(App and web page records)
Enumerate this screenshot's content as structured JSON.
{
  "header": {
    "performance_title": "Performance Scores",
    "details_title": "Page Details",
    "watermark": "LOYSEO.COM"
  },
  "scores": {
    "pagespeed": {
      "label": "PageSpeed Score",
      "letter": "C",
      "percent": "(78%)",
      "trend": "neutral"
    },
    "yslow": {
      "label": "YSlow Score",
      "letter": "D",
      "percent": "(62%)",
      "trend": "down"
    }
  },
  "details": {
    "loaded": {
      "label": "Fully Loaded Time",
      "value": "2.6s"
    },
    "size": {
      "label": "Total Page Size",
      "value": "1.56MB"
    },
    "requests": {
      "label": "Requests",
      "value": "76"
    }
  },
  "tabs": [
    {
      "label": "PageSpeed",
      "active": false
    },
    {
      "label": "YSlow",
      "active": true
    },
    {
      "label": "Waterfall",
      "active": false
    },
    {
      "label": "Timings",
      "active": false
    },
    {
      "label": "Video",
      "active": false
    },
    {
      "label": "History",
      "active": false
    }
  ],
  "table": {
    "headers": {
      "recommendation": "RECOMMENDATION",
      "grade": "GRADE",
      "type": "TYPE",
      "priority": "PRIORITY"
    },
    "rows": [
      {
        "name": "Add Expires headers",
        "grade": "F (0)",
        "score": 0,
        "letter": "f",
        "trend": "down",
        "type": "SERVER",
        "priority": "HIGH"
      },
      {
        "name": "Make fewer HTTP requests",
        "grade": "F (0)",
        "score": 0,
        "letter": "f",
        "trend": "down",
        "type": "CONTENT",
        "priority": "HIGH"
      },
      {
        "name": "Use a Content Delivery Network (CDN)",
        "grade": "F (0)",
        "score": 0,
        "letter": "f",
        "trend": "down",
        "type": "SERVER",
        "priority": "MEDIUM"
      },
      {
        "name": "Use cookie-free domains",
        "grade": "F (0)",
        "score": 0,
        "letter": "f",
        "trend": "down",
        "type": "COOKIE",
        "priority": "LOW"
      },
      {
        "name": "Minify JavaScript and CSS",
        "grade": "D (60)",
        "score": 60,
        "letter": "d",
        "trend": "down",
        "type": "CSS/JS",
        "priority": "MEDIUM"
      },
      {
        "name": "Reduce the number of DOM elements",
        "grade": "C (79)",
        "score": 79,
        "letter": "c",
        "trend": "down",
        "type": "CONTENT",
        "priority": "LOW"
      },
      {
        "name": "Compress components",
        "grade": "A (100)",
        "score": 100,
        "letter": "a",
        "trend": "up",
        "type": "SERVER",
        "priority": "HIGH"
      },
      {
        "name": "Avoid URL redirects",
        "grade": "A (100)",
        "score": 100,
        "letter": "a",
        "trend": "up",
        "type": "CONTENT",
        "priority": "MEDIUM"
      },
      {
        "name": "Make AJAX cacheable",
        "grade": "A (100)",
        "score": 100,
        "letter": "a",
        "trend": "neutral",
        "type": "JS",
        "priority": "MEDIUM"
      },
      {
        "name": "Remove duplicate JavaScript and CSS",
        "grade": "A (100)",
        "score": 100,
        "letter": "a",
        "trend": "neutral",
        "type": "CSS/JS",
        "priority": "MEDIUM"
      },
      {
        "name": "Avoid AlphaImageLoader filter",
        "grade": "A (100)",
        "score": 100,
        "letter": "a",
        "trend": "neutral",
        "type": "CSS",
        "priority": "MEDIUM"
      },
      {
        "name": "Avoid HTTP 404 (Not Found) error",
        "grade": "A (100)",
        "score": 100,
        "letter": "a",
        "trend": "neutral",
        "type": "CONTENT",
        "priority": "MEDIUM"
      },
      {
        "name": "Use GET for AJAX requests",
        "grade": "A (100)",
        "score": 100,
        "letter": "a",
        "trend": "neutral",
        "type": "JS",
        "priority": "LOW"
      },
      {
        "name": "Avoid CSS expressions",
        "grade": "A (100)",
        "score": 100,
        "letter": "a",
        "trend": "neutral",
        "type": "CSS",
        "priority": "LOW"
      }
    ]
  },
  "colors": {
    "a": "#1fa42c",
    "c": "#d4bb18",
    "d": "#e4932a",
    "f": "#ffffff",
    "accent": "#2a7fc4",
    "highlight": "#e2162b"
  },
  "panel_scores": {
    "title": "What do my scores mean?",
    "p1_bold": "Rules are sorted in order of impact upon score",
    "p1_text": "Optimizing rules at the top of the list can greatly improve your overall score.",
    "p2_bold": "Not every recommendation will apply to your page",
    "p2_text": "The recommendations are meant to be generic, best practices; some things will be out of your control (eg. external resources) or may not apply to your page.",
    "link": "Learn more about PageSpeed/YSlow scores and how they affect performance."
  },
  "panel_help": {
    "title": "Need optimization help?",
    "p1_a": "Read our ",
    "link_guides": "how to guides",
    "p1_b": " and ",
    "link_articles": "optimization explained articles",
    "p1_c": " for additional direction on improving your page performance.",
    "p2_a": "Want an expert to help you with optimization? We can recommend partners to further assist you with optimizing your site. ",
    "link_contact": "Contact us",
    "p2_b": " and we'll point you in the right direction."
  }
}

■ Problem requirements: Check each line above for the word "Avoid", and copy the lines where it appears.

■ Exercise response:
        "name": "Avoid URL redirects",
        "name": "Avoid AlphaImageLoader filter",
        "name": "Avoid HTTP 404 (Not Found) error",
        "name": "Avoid CSS expressions",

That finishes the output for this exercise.